What the exercise asks: Below are the records; copy each line in them that holds the word "time".

═══ Extracted records

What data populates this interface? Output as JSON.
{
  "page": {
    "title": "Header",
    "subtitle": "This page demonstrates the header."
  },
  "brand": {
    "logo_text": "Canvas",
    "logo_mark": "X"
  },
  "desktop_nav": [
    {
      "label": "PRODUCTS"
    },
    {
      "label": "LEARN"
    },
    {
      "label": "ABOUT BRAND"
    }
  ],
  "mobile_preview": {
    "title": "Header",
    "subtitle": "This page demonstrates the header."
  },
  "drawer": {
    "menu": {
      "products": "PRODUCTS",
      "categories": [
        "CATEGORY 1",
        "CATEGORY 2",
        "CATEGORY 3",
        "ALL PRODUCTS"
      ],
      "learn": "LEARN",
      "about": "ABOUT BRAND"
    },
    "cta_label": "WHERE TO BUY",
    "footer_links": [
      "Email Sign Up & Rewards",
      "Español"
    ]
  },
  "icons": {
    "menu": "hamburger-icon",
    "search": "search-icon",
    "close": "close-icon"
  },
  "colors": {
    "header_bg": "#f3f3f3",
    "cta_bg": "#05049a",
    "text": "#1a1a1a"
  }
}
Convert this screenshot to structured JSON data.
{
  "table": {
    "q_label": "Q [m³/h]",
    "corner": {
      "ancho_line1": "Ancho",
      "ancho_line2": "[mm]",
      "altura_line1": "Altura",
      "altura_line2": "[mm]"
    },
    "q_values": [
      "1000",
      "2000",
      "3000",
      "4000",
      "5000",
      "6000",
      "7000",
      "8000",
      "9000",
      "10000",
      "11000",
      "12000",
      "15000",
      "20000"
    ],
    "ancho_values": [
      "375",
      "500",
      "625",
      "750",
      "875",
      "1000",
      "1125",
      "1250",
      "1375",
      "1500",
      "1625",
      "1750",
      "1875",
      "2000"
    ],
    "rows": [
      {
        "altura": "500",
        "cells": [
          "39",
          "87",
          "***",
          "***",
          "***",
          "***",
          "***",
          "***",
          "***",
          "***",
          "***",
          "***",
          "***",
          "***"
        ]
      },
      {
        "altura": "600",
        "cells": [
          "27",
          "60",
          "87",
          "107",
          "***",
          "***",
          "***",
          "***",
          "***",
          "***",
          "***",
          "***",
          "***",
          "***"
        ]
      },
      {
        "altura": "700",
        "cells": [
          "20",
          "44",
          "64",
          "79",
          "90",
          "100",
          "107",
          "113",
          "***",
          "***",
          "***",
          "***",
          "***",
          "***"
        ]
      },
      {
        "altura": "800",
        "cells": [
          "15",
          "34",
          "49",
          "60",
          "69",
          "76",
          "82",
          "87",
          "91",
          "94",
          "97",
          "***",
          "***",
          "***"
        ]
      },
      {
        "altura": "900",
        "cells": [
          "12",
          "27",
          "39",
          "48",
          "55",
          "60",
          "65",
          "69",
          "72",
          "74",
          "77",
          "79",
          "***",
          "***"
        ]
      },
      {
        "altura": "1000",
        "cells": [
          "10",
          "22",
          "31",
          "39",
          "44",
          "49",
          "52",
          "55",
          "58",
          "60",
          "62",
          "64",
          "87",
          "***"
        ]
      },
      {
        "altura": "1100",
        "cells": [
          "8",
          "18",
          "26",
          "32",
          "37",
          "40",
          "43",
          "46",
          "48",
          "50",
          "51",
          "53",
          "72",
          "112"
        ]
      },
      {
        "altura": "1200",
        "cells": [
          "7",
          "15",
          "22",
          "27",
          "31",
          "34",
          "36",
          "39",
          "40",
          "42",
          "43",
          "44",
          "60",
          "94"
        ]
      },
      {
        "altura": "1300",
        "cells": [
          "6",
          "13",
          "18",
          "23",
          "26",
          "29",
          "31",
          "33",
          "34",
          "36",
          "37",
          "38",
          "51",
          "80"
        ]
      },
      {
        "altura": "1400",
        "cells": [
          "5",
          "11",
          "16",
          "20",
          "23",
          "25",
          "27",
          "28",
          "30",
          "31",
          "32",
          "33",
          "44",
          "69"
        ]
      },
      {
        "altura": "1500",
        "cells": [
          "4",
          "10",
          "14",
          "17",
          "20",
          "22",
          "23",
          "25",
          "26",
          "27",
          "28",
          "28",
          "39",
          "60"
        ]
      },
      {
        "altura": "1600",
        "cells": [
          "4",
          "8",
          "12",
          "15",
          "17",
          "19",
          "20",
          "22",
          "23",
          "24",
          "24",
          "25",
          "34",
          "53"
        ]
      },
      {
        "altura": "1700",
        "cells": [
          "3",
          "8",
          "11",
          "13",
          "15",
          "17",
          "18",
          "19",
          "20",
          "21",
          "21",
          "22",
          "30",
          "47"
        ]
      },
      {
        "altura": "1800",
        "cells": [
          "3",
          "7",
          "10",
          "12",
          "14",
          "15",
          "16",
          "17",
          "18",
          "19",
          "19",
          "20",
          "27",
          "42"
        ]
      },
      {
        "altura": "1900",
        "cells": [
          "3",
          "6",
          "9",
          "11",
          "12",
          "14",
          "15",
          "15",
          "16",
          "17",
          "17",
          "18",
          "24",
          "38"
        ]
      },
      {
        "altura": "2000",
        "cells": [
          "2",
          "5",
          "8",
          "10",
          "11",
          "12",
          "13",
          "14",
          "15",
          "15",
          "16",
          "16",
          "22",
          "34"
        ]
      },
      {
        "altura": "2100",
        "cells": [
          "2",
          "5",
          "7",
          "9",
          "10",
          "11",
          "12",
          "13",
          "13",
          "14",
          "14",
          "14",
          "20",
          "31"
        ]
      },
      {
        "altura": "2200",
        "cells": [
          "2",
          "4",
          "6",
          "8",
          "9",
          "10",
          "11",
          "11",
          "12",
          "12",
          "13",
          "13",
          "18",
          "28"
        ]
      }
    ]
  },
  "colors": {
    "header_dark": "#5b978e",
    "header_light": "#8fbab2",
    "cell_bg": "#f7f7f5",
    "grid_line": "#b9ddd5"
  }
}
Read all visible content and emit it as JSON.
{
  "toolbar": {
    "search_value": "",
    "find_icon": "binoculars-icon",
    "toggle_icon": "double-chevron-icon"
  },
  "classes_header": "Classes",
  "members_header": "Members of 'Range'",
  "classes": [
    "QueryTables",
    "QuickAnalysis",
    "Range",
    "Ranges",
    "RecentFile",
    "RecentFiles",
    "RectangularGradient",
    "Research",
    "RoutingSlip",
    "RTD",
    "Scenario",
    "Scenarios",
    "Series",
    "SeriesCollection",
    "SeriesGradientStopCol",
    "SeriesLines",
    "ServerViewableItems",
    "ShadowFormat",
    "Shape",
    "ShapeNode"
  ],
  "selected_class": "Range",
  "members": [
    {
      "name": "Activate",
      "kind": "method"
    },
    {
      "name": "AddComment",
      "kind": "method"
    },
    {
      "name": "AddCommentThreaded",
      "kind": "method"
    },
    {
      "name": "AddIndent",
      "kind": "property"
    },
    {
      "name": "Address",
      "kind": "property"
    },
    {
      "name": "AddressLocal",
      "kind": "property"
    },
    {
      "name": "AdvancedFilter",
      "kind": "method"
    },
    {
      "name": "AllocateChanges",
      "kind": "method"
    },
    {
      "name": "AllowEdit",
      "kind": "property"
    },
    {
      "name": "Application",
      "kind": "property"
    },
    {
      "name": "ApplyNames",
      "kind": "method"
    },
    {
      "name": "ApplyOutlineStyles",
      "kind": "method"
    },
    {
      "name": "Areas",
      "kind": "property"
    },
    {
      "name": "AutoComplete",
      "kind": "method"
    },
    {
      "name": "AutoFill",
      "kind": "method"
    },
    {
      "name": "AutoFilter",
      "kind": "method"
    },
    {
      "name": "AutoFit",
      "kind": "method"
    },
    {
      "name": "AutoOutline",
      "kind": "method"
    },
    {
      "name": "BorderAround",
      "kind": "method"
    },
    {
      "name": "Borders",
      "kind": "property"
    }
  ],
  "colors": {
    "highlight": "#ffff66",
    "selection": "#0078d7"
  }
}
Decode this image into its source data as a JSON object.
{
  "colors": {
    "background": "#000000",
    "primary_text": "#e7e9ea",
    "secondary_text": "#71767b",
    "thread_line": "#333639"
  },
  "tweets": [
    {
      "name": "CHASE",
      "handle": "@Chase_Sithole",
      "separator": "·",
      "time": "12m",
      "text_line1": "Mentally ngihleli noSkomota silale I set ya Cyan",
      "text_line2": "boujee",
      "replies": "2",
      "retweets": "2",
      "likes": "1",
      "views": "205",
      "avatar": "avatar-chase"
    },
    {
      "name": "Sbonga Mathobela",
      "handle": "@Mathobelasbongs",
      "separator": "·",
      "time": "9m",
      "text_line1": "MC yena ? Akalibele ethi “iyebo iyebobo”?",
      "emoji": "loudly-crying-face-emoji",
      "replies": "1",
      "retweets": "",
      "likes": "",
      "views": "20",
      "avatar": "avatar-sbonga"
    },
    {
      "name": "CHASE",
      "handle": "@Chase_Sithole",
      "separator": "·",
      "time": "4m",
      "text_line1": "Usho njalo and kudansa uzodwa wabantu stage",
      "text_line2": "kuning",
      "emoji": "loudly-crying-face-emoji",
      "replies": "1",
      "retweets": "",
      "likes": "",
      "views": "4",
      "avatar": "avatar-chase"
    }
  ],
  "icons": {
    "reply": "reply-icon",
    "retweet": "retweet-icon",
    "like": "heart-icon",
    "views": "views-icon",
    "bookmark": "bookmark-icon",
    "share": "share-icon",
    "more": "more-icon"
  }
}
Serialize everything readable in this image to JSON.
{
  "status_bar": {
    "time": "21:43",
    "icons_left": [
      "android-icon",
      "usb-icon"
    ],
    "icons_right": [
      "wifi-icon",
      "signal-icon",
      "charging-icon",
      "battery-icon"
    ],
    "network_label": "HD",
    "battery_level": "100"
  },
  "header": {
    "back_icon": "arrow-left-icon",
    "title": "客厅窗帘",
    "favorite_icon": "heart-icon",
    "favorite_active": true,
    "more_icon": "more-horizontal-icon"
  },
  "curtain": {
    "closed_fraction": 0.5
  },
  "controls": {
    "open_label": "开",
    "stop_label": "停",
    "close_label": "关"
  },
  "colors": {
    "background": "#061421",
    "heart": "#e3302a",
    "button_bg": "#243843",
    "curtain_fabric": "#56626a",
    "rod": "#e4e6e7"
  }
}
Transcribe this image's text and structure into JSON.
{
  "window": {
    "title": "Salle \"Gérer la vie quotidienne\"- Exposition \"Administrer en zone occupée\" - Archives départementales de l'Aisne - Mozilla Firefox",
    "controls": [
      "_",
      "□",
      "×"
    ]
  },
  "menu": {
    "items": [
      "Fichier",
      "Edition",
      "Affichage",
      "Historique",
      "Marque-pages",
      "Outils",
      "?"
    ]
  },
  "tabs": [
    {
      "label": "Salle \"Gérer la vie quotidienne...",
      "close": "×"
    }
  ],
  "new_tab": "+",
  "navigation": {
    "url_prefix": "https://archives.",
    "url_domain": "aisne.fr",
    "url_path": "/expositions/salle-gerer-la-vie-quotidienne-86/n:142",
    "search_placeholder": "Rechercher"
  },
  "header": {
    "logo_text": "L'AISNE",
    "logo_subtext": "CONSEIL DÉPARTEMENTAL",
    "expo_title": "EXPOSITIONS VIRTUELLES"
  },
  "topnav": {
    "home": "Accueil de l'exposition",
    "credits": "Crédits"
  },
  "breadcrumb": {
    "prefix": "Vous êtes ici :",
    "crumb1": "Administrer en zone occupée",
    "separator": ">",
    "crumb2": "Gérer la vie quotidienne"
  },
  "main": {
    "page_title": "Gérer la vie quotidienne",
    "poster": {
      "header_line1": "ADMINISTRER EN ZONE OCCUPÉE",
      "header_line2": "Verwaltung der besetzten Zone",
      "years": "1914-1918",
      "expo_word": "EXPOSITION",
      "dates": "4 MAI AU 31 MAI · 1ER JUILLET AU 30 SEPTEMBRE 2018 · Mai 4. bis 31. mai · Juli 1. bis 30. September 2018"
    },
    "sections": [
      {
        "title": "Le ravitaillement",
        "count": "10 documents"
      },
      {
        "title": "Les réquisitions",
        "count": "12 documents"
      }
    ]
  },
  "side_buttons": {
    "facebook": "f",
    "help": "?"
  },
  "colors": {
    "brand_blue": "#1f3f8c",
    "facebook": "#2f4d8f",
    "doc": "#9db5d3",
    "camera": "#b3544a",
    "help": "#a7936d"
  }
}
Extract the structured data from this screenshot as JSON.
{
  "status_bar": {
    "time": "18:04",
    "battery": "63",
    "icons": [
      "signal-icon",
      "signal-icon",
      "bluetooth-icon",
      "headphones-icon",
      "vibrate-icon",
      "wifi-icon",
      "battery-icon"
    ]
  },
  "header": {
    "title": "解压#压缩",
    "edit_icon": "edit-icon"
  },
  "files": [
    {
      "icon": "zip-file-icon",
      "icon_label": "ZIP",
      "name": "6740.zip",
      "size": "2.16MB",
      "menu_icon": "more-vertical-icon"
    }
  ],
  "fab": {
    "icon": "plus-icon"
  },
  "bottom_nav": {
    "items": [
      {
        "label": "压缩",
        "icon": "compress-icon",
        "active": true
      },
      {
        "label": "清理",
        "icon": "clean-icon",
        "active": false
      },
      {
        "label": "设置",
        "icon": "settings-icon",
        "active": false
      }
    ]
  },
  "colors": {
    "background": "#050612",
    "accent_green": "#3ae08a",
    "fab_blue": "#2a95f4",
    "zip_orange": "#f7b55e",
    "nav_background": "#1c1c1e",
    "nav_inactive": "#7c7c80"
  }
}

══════

Task solution:
      "time": "12m",
      "time": "9m",
      "time": "4m",
    "time": "21:43",
    "time": "18:04",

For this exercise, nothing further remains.